    • Nikhil Haas

      Can you post the entire contents of your script? You can remove the URL to your note.

      • Matt

        I get the same error. Here is my script


        /usr/local/bin/wget -q -O – temp.txt evernoteUrl | sed -n ‘/note-content/,/save-button-mobile/p’ | awk ‘{gsub(“]*>”, “”); gsub(“> “, “”); gsub(“>”, “”)} 1′ | tail -n +3 | sed -n -e :a -e ’1,2!{P;N;D;};N;ba’ | awk ‘{$1=$1}1′ | awk ‘/./’| awk ‘ {print;} NR % 1 == 0 { print “”; }’ > /Volumes/Cortex/mtv/Documents/Geeklets/evernote-output-quotes.txt

        • Nikhil Haas

          Matt and Nicholas – try typing your script out from scratch in a text editor. I got that same error when I copied the code from the browser into a script. But if I type out the script by hand then it works. It seems that pasting the apostrophes and quotation marks from the browser causes issues.

          Matt, I typed out your script and it runs fine now:

          /usr/local/bin/wget -q -O – temp.txt evernoteURL | sed -n ‘/note-content/,/save-button-mobile/p’ | awk ‘{gsub(“]*>”, “”); gsub(“> “, “”); gsub(“>”, “”)} 1’ | tail -n +3 | sed -n -e :a -e ‘1,2!{P;N;D;};N;ba’ | awk ‘{$1=$1}1’ | awk ‘/./’ | awk ‘ {print;} NR % 1 == 0 { print “”; }’ > /Volumes/Cortex/mtv/Documents/Geeklets/evernote-output-quotes.txt
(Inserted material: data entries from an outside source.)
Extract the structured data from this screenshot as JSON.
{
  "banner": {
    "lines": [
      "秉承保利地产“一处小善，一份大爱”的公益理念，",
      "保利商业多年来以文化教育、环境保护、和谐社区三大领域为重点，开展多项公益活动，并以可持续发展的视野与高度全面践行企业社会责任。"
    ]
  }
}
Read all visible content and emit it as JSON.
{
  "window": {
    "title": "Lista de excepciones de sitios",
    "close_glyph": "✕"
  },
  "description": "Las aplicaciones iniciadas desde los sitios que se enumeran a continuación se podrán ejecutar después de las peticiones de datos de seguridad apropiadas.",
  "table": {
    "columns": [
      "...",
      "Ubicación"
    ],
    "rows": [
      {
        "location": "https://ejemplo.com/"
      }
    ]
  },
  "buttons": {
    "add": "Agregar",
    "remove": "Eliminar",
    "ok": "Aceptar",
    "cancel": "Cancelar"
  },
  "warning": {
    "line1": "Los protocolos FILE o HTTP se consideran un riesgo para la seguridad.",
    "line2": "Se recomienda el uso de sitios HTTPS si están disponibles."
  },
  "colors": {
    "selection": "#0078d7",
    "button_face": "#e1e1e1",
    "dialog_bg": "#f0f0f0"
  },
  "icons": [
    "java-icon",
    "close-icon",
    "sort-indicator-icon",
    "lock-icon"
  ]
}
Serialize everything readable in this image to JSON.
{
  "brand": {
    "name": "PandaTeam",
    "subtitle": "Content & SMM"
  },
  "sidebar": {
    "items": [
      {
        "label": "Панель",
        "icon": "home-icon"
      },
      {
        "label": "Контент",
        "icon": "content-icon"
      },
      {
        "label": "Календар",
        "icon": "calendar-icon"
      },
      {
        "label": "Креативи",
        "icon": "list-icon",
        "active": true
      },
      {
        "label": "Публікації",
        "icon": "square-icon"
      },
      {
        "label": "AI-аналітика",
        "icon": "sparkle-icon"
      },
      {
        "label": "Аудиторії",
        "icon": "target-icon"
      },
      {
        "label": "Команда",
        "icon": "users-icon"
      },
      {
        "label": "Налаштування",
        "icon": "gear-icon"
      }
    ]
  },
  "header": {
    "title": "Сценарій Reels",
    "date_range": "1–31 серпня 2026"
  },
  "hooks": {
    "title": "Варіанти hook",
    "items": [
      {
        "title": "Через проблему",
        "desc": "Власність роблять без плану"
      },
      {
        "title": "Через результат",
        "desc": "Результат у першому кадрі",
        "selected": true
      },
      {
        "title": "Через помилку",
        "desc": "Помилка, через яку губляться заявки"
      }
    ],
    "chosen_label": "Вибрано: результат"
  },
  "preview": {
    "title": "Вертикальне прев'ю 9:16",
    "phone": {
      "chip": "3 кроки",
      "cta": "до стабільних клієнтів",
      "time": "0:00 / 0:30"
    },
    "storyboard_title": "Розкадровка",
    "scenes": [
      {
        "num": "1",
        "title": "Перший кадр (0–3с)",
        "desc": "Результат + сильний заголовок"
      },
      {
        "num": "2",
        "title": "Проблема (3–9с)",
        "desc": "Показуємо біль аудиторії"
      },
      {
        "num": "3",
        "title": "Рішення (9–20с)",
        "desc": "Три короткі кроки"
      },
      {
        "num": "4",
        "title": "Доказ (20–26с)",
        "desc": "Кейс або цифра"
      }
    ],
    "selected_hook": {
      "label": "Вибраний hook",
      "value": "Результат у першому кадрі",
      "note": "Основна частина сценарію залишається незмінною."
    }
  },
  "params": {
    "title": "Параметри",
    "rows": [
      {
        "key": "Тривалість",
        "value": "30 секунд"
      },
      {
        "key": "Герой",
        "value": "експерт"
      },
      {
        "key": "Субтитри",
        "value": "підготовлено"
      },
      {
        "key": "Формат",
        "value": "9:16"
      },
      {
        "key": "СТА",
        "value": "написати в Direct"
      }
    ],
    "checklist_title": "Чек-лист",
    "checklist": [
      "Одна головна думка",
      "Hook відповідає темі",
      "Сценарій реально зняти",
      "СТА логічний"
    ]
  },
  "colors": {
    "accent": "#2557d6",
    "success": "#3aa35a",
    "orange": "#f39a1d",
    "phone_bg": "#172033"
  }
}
  • Nikhil Haas

    Can you post the entire contents of your script? You can remove the URL to your note if you like.

  • Moritz Milde

    how do I create a .plist correctly… everytime I create a .txt file with content and than transform it into a .plist XCode is telling me the format is wrong? please help

  • Nikhil Haas

    Hi Moritz, for some reason your comments weren’t posted. I’ve provided a link to some files in Dropbox that should work for you. Just put in your URL and the path to the file. If nothing is writing to the file I would start from scratch and run your script each time you add new pieces of code to it (starting from just downloading the entire HTML file) so you can identify where it is failing.

  • CC

    This is just what I’ve been looking for. However, it turns out that Mavericks does not include wget. I’m working on downloading Xcode and compiling wget, but have you tried to do this with curl instead of wget?

    • Nikhil Haas

      Glad to hear this helps. I don’t have much experience with curl, but it shouldn’t make a difference if you use that instead. Both curl and wget will download the HTML for you, you’ll only have to replace the first wget command with the curl equivalent. It will probably be something like this: /usr/local/bin/curl -o temp.txt….

    • Nikhil Haas

      You might need to put curl in silent mode (you’ll have to look up the command for that); the pipes in the code will pass curl’s output to the next command along with the note’s HTML.

  • Anders

    Thanks for the great work!

    I am very new to command line work in the terminal but have been able to follow along fairly easily. That being said, a .txt file is created, but nothing is written into it. I have installed wget in usr/local/bin. Here’s my code:

    /usr/local/bin/wget -q -O – test.txt evernoteURL | sed -n ‘/note-content/,/save-button-mobile/p’ | awk ‘{gsub(“]*>”, “”); gsub(“> “, “”); gsub(“>”, “”)} 1’ | tail -n +3 | sed -n -e :a -e ‘1,2!{P;N;D;};N;ba’ | awk ‘{$1=$1}1’ | awk ‘/./’| awk ‘ {print;} NR % 1 == 0 { print “”; }’ > /Users/andersfrederiksen/Documents/ToDoList/todolist.txt

    • Nikhil Haas

      Thank you! I’d suggest that you open terminal and begin with the most basic command: wget -q -O test.txt evernoteURL > /Users/ander…/todolist.txt. If you get the HTML from your URL into the file, then the problem is in the rest of the code. You can build each part one by one in the terminal, as well. The | just passes the output of the previous command to the next one, so after each | we’re really just trimming down the originally downloaded HTML a little bit at a time, until we save our work to the text file with > /Users…. If you run these commands in the terminal then you can debug any errors you might get. You won’t need the shebang in Terminal. I also provided a link to my own files (in the Dropbox), which you can use if you just replace the URL and the path to you text file. If that doesn’t work you’ll have to debug in Terminal. You might need to install wget. Hope that helps.